Our days, yours and mine, are filled with smiles, tickles, laughs, toys, songs, stories and games. Your newest game is clapping your hands. At first I thought you were dancing with your arms. You thought it was hillarious and laughed and laughed and laughed. Then I realised, you were trying to clap. Except your arms moved up and down and your hands did’t always meet in the middle. You still think it’s funny, but you’ve nearly cracked it.

You’ve also figured out how to wave. If you hear the words “say bye”, you lift your hand and give a wave just like the Queen’s. Sometimes, if you want someone to leave, you’ll wave at them out of the blue. It can be a little embarrassing.

You still eat very, very little. But we still sit down at least three times a day and try. The spoon aversion has gone, and you no longer only take a metal tea spoon. You will eat pear, which I steam with cinammon, and purée. Mixed with apple or mango it’s o k. But should I try to feed you anything else you look convinced I’ve betrayed you. Anything with bits in it makes you sick. So, we’re still on purees.

I’m enjoying your new-found affection for me. In the morning when you see me after waking up, you want the biggest cuddles. When you’re trying to crawl and it gets too tiring, you want to rest your head on me for a while. When something or someone frightens or saddens you, you want to throw your arms around my neck. I feel like the luckiest person in the world when you do.

Lions and Giraffes and Monkeys

GOING out and about with the Little Mister is becoming so much fun. Whenever we go anywhere new, it’s like a grand adventure for him. His eyes open wide, he looks around at the new place, people and objects, and takes it all in. You can almost see the wheels turning. He’s often a little quiet with concentration, but later, as if on a high, he’ll babble away and tell me all about it.

As far as adventures go, today was all the way up there. Somehow, we managed to fit in a trip to the zoo and a trip to the swimming pool. It was all about getting the sleeps perfectly timed. And now we’re both exhausted.

The zoo is just down the road, but today was the first time we’d made it further than the cafe at the entrance (where we spend a lot of time). I know the zoo well, but walking around with the Little Mister today, I saw it in a whole new light. He loved it. He particularly loved watching all the other kids there, particularly the little ones running around.

He took a look at a sun bear, and the giraffes, who did look remarkably like his Sophie. The lion was perhaps a little far away, but he did see the monkeys. It was the roosters who scurried across our path who were possibly the biggest hit though, because they were the closest and easiest to examine. They were moving around a lot too, and colourful and standing out against their surroundings. The Little Mister just stared quietly, watching, thinking, processing.

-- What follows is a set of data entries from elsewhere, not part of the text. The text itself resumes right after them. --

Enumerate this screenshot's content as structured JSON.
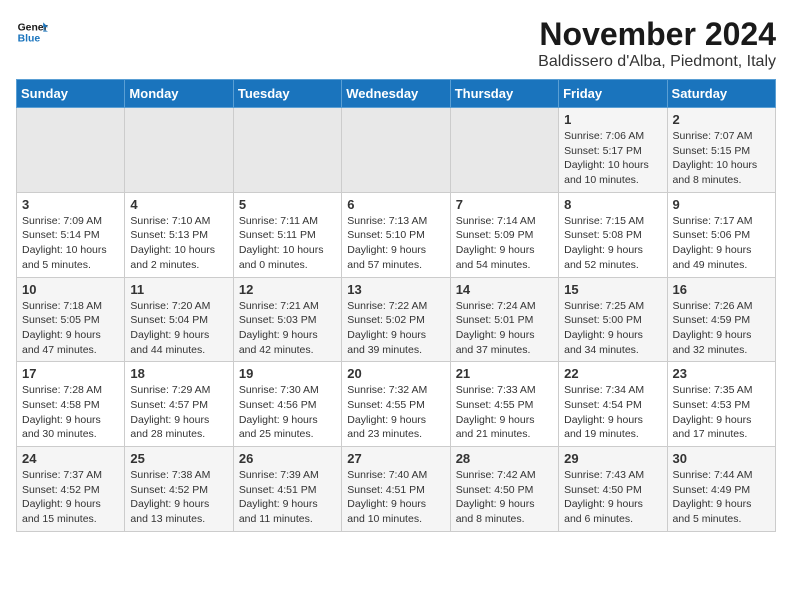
{
  "logo": {
    "line1": "General",
    "line2": "Blue"
  },
  "title": "November 2024",
  "location": "Baldissero d'Alba, Piedmont, Italy",
  "weekdays": [
    "Sunday",
    "Monday",
    "Tuesday",
    "Wednesday",
    "Thursday",
    "Friday",
    "Saturday"
  ],
  "weeks": [
    [
      {
        "day": "",
        "info": ""
      },
      {
        "day": "",
        "info": ""
      },
      {
        "day": "",
        "info": ""
      },
      {
        "day": "",
        "info": ""
      },
      {
        "day": "",
        "info": ""
      },
      {
        "day": "1",
        "info": "Sunrise: 7:06 AM\nSunset: 5:17 PM\nDaylight: 10 hours\nand 10 minutes."
      },
      {
        "day": "2",
        "info": "Sunrise: 7:07 AM\nSunset: 5:15 PM\nDaylight: 10 hours\nand 8 minutes."
      }
    ],
    [
      {
        "day": "3",
        "info": "Sunrise: 7:09 AM\nSunset: 5:14 PM\nDaylight: 10 hours\nand 5 minutes."
      },
      {
        "day": "4",
        "info": "Sunrise: 7:10 AM\nSunset: 5:13 PM\nDaylight: 10 hours\nand 2 minutes."
      },
      {
        "day": "5",
        "info": "Sunrise: 7:11 AM\nSunset: 5:11 PM\nDaylight: 10 hours\nand 0 minutes."
      },
      {
        "day": "6",
        "info": "Sunrise: 7:13 AM\nSunset: 5:10 PM\nDaylight: 9 hours\nand 57 minutes."
      },
      {
        "day": "7",
        "info": "Sunrise: 7:14 AM\nSunset: 5:09 PM\nDaylight: 9 hours\nand 54 minutes."
      },
      {
        "day": "8",
        "info": "Sunrise: 7:15 AM\nSunset: 5:08 PM\nDaylight: 9 hours\nand 52 minutes."
      },
      {
        "day": "9",
        "info": "Sunrise: 7:17 AM\nSunset: 5:06 PM\nDaylight: 9 hours\nand 49 minutes."
      }
    ],
    [
      {
        "day": "10",
        "info": "Sunrise: 7:18 AM\nSunset: 5:05 PM\nDaylight: 9 hours\nand 47 minutes."
      },
      {
        "day": "11",
        "info": "Sunrise: 7:20 AM\nSunset: 5:04 PM\nDaylight: 9 hours\nand 44 minutes."
      },
      {
        "day": "12",
        "info": "Sunrise: 7:21 AM\nSunset: 5:03 PM\nDaylight: 9 hours\nand 42 minutes."
      },
      {
        "day": "13",
        "info": "Sunrise: 7:22 AM\nSunset: 5:02 PM\nDaylight: 9 hours\nand 39 minutes."
      },
      {
        "day": "14",
        "info": "Sunrise: 7:24 AM\nSunset: 5:01 PM\nDaylight: 9 hours\nand 37 minutes."
      },
      {
        "day": "15",
        "info": "Sunrise: 7:25 AM\nSunset: 5:00 PM\nDaylight: 9 hours\nand 34 minutes."
      },
      {
        "day": "16",
        "info": "Sunrise: 7:26 AM\nSunset: 4:59 PM\nDaylight: 9 hours\nand 32 minutes."
      }
    ],
    [
      {
        "day": "17",
        "info": "Sunrise: 7:28 AM\nSunset: 4:58 PM\nDaylight: 9 hours\nand 30 minutes."
      },
      {
        "day": "18",
        "info": "Sunrise: 7:29 AM\nSunset: 4:57 PM\nDaylight: 9 hours\nand 28 minutes."
      },
      {
        "day": "19",
        "info": "Sunrise: 7:30 AM\nSunset: 4:56 PM\nDaylight: 9 hours\nand 25 minutes."
      },
      {
        "day": "20",
        "info": "Sunrise: 7:32 AM\nSunset: 4:55 PM\nDaylight: 9 hours\nand 23 minutes."
      },
      {
        "day": "21",
        "info": "Sunrise: 7:33 AM\nSunset: 4:55 PM\nDaylight: 9 hours\nand 21 minutes."
      },
      {
        "day": "22",
        "info": "Sunrise: 7:34 AM\nSunset: 4:54 PM\nDaylight: 9 hours\nand 19 minutes."
      },
      {
        "day": "23",
        "info": "Sunrise: 7:35 AM\nSunset: 4:53 PM\nDaylight: 9 hours\nand 17 minutes."
      }
    ],
    [
      {
        "day": "24",
        "info": "Sunrise: 7:37 AM\nSunset: 4:52 PM\nDaylight: 9 hours\nand 15 minutes."
      },
      {
        "day": "25",
        "info": "Sunrise: 7:38 AM\nSunset: 4:52 PM\nDaylight: 9 hours\nand 13 minutes."
      },
      {
        "day": "26",
        "info": "Sunrise: 7:39 AM\nSunset: 4:51 PM\nDaylight: 9 hours\nand 11 minutes."
      },
      {
        "day": "27",
        "info": "Sunrise: 7:40 AM\nSunset: 4:51 PM\nDaylight: 9 hours\nand 10 minutes."
      },
      {
        "day": "28",
        "info": "Sunrise: 7:42 AM\nSunset: 4:50 PM\nDaylight: 9 hours\nand 8 minutes."
      },
      {
        "day": "29",
        "info": "Sunrise: 7:43 AM\nSunset: 4:50 PM\nDaylight: 9 hours\nand 6 minutes."
      },
      {
        "day": "30",
        "info": "Sunrise: 7:44 AM\nSunset: 4:49 PM\nDaylight: 9 hours\nand 5 minutes."
      }
    ]
  ]
}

Of course it tired him out, but after his sleep, mum and I took him to the pool. I’ve been meaning to do it for ages, but was too scared of the logistics to go alone the first time and then getting the flu set back plans, so today was the day. And we had so much fun.

The Little Mister has always loved bath time, but I was still aware that liking being in a baby bath might not equate to liking being in a toddler pool full of bigger kids. Again, he was quiet, and a little serious, but he really enjoyed it.

In his oh-so-cute crocodile trunks that were way too big, he bobbed around in his inflatable ring for a while, and then I held him as he sat up in the water, stood up for a while, floated on his tummy, and sat on my lap. He found a few balls, which of course went straight to his mouth. He watched the taps pouring water in. He tried to drink the water in the pool. And he copied me when I splashed at the water with my hand. He got it. In the bath tonight, he splashed again. This could be the start of something messy.

In the changing rooms, he was a little bashful and shyly turned away from the Milin baby in the mirror. The very loud shower scared him so much his terrified eyes couldn’t get any wider. But then he was calm, and content, and fell asleep in the car on the way home.

We’re going again next week.